Healthcare institutions in Tennessee, Montana and Virginia win national award for cultivating a culture of humanism

Englewood Cliffs, NJ – March 21, 2017 – The Accreditation Council for Graduate Medical Education and Arnold P. Gold Foundation have awarded three institutions the second annual DeWitt (Bud) C. Baldwin, Jr. Award. The three winning institutions are Montana Family Medicine (Billings, MT), Vanderbilt University Medical Center (Nashville, TN) and Virginia Commonwealth University Health System (Richmond, VA). The awards were presented this month at the 2017 ACGME Annual Educational Conference.
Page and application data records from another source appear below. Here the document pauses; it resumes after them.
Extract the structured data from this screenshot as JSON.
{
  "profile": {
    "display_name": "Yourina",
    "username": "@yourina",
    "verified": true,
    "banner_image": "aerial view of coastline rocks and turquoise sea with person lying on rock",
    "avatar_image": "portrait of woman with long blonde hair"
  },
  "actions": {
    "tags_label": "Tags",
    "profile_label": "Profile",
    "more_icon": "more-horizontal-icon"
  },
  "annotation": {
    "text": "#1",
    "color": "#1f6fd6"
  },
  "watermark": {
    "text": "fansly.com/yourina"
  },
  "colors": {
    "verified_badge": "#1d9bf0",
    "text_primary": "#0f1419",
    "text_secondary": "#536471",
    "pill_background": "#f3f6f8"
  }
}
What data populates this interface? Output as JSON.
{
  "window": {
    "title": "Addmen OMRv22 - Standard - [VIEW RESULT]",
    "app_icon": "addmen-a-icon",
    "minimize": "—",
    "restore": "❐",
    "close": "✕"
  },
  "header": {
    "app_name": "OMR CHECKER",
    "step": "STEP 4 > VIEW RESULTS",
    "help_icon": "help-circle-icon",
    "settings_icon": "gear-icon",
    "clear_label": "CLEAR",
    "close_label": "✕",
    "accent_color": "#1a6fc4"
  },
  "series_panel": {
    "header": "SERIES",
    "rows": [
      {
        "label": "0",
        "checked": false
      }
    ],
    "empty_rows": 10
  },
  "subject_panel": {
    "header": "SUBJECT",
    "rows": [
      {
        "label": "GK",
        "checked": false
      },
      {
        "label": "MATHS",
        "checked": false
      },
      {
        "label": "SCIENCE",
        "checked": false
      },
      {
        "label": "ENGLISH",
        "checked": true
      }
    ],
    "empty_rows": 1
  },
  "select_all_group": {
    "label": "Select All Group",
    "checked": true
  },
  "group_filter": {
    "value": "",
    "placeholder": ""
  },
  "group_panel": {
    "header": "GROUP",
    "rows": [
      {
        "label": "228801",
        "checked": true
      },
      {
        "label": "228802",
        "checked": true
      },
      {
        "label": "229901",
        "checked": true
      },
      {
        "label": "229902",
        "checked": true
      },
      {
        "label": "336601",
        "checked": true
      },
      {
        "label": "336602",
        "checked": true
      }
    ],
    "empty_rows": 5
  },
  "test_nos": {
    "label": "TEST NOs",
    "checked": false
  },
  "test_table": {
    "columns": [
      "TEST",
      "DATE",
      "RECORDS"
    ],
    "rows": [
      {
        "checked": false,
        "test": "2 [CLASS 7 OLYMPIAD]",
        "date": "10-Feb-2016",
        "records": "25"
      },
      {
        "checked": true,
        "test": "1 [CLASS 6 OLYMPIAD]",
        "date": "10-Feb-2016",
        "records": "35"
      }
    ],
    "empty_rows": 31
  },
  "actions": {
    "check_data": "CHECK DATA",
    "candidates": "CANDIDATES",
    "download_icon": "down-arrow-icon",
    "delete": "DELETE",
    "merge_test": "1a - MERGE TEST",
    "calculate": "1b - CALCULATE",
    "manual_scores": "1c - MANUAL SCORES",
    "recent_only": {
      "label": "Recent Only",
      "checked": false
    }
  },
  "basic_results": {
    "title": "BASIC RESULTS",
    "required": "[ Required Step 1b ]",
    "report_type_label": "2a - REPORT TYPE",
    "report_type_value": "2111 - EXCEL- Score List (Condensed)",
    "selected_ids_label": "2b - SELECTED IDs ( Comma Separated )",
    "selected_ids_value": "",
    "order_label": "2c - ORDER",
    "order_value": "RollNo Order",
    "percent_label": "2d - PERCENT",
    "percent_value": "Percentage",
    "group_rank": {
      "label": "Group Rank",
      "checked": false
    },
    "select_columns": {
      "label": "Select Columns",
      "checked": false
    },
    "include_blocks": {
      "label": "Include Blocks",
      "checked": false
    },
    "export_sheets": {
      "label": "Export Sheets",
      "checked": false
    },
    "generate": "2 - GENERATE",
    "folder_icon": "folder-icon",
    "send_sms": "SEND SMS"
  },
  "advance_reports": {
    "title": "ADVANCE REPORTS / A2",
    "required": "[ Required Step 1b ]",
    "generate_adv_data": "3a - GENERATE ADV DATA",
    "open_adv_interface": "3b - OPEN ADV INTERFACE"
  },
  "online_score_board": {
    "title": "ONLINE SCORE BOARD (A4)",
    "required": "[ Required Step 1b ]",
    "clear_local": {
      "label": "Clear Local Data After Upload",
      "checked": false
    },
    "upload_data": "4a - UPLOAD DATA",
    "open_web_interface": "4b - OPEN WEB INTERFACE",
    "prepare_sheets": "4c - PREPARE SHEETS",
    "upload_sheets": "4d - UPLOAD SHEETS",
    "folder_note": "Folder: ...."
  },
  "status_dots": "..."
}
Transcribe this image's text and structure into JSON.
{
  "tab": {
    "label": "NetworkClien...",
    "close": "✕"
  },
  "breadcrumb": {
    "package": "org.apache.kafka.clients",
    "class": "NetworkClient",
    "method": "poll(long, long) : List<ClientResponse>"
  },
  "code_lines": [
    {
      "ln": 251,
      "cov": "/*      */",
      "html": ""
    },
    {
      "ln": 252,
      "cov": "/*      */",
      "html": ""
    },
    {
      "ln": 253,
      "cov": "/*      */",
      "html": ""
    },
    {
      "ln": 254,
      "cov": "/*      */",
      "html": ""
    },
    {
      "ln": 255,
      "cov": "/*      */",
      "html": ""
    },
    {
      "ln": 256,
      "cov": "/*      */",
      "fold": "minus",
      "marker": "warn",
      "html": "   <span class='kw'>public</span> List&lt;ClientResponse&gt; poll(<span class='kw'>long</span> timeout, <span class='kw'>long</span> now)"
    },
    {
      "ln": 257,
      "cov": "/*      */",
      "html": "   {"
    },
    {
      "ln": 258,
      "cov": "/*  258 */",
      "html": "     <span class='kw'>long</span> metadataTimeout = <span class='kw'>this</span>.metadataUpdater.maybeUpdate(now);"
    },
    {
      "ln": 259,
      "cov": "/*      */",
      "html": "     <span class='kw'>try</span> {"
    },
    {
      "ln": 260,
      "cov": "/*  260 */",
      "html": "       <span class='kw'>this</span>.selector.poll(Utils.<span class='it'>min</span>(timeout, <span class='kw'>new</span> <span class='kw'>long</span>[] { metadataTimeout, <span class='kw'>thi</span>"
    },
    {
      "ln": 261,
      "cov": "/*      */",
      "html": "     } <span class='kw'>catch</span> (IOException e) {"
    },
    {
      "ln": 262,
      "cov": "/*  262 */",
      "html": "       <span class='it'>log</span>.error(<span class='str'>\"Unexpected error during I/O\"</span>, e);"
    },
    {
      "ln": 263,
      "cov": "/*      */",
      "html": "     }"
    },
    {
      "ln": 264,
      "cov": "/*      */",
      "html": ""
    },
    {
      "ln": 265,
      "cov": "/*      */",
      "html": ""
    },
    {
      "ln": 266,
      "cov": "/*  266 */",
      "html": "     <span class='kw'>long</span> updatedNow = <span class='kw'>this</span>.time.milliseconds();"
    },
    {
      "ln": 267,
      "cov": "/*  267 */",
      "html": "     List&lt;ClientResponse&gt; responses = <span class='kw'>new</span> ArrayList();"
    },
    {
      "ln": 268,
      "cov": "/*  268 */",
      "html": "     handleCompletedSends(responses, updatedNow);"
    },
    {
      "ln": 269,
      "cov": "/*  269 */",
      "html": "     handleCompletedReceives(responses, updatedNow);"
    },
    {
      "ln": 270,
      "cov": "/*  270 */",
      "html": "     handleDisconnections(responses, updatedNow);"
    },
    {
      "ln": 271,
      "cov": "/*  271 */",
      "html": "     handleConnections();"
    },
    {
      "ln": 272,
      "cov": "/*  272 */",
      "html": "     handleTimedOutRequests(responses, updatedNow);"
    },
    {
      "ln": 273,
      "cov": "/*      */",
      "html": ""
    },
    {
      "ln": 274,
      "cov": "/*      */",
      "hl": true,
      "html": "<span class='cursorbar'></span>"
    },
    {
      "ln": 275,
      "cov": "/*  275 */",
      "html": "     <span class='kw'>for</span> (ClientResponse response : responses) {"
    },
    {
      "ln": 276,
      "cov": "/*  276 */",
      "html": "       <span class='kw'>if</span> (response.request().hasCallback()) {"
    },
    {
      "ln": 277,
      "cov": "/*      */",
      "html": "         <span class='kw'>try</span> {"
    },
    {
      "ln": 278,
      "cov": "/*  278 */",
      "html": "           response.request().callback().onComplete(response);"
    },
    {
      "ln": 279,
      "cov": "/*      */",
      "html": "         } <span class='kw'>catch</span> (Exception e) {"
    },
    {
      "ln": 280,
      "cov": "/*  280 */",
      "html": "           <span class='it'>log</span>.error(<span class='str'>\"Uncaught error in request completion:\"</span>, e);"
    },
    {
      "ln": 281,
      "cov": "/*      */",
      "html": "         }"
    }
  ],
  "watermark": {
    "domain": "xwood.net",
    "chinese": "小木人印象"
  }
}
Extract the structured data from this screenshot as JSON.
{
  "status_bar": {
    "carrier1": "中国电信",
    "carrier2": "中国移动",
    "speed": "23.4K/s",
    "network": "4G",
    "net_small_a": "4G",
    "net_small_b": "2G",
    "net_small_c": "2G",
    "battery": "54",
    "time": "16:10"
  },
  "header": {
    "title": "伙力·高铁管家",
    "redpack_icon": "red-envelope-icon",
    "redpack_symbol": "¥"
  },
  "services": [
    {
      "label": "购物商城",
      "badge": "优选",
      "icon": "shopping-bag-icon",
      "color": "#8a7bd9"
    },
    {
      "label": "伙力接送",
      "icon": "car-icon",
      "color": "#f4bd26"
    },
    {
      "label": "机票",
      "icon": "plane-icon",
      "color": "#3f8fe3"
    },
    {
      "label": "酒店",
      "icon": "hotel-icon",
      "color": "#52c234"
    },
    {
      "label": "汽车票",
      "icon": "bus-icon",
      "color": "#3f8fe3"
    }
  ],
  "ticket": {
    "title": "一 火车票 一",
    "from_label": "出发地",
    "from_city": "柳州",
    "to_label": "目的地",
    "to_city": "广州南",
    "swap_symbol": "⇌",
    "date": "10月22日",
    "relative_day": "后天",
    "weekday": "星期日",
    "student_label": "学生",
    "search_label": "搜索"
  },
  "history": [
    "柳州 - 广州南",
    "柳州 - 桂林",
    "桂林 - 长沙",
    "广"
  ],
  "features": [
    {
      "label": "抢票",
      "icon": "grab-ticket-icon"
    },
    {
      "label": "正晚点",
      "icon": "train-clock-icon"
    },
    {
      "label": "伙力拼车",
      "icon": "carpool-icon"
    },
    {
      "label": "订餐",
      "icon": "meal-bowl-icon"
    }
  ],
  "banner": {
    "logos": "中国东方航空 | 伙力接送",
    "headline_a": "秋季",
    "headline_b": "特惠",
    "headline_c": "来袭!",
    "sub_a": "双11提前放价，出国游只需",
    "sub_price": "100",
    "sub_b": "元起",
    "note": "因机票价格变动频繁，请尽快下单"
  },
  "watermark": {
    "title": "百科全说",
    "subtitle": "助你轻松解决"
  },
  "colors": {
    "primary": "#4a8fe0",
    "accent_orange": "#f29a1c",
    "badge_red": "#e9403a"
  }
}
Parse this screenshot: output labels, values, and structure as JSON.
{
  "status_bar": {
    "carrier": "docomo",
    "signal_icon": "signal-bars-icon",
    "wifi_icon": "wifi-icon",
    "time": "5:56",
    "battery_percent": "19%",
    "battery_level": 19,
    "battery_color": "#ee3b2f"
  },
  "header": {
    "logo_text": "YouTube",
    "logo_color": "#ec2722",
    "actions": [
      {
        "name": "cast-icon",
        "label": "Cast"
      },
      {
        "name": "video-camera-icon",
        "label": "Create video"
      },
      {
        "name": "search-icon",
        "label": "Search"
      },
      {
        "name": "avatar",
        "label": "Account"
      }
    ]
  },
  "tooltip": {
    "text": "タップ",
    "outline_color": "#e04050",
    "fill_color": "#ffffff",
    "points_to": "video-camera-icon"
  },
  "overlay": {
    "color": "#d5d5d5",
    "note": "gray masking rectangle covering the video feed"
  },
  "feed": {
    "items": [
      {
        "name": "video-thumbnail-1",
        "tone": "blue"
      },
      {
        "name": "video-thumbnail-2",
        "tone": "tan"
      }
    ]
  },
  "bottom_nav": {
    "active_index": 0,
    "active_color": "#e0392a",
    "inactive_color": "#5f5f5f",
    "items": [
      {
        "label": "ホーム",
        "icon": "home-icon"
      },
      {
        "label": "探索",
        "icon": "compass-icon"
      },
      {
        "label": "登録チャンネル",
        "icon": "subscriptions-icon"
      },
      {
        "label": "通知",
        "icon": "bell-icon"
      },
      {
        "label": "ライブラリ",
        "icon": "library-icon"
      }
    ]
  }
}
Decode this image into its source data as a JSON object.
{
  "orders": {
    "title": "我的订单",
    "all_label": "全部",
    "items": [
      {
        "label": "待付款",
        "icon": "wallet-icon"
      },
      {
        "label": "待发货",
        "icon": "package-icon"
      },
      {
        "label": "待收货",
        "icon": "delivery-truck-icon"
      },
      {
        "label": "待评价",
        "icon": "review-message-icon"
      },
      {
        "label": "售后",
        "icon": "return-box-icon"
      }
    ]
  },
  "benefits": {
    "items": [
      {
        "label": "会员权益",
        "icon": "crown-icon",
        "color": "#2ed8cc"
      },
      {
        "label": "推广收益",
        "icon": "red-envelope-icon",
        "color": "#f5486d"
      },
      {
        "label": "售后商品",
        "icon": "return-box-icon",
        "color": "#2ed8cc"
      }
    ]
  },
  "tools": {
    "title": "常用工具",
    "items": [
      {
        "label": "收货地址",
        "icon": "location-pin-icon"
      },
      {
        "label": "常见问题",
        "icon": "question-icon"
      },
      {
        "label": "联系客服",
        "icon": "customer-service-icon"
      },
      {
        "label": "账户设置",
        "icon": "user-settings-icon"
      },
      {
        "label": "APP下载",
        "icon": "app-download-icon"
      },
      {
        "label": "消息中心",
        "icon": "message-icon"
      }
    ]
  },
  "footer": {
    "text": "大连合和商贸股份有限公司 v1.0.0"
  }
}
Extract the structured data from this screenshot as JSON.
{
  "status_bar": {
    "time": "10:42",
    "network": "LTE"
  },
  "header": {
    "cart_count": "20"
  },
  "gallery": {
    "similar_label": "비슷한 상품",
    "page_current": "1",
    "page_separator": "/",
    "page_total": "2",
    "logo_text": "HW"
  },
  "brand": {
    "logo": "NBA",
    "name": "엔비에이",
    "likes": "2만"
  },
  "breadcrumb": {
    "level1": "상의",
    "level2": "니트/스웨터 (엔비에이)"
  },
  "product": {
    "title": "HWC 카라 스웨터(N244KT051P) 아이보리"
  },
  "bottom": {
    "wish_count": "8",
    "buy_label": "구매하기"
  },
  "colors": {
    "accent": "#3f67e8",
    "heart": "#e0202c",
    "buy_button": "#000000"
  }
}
The award recognizes institutions that excel in their ability to cultivate and promote an environment that emphasizes respectful, supportive, and collaborative medical education and care delivery. The awardees demonstrated the joint responsibility of health system and graduate medical education leadership to deliver high-quality healthcare while simultaneously supporting the personal and professional development of students and faculty.

Of the 60 institutions invited to apply for this award, six were selected as finalists and participated in an on-site visit.  During the site-visit, each institution exhibited their humanistic culture through interviews with leadership, residents, nurses, administrative, technical, and other staff. The awardees demonstrated a shared commitment to exceed the accepted standards of care.

Saluting the winning institutions, Gold Foundation President and CEO Dr. Richard Levin said “Vanderbilt University Medical Center, Virginia Commonwealth University Health System, and Montana Family Medicine serve as examples of ideal learning environments, where a culture of humanism can be seen throughout. In turn, they train doctors who value and practice the same high, relational culture with their patients.”

In the coming months, each awardee will be featured on the Gold Foundation blog to highlight their practices for teaching compassionate, collaborative, and scientifically excellent practice, and strategies for promoting an overarching humanistic culture.  In so doing, the Foundation hopes to share and facilitate widespread adoption of replicable humanistic education and practice.

“This recognition of ‘the best’ is an antidote to what ails us and allows us to insist that the way we train residents is rooted in the values of compassionate, collaborative care,” Dr. Levin said.